The center’s Tropical Storm Report was released five months after Harvey made landfall on the Texas coast.
The late August storm cost an estimated $125 billion in damage, the administration said. That puts it after only Hurricane Katrina, which caused an estimated $161 billion in damage, according to the report.
The report is one of the most comprehensive pictures yet of the extent of Harvey’s damage. More than 300,000 structures in southeastern Texas were flooded, as were up to 500,000 cars, according to the report.
The storm is blamed for 68 direct deaths, including three in Galveston County. The report counts a direct death as those caused by drowning, or killed by lightning or a wind-related structural collapse.
Other deaths, such as ones caused by heart attacks or house fires, were counted as indirect deaths.
Galveston County officials attributed eight county residents’ deaths to Harvey in the weeks after the storm.

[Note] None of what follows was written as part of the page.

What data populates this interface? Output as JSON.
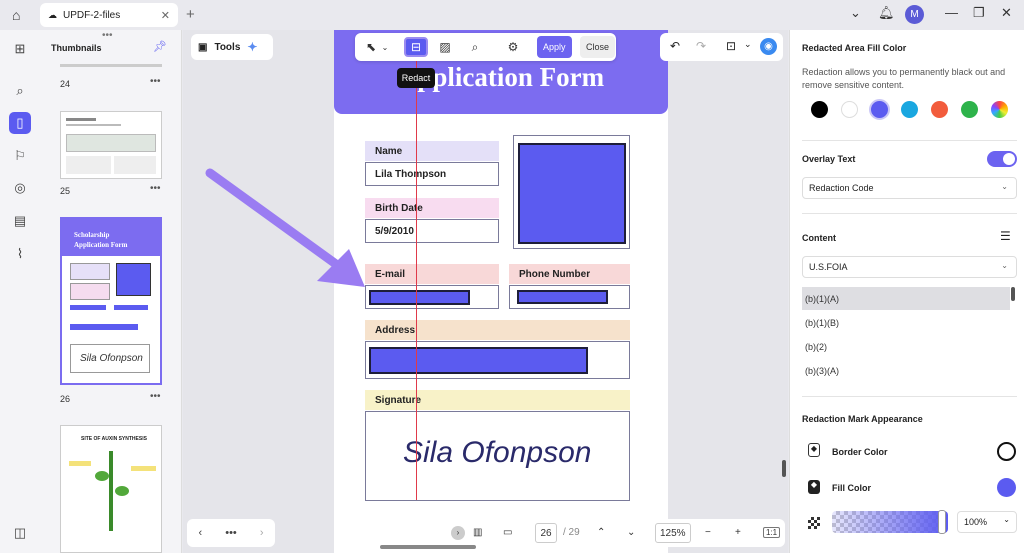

The 36 direct deaths attributed to Harvey make it the deadliest U.S. Storm since Sandy in 2012, and the deadliest hurricane to hit Texas since 1919.
Rain from the storm made Harvey “the most significant tropical cyclone rainfall event” in the United States since reliable records began in the 1880s, the report says. The highest single amount of rainfall was recorded by a gauge in Nederland, a small city just north of Port Arthur. That gauge recorded more than 60 inches of rain.
The highest recorded total in Galveston County was in Friendswood, which recorded 56 inches of rain between Aug. 25 and Aug. 31.
Those totals were far more than the National Weather Service predicted in the days and hours before the storm. The service initially predicted a total of 20 inches of rain in some areas as Harvey formed in the Gulf of Mexico.
Just hours before the storm made landfall, forecasters increased their prediction to up to 40 inches of rainfall, a figure that still proved to be under the ultimate total of the deluge.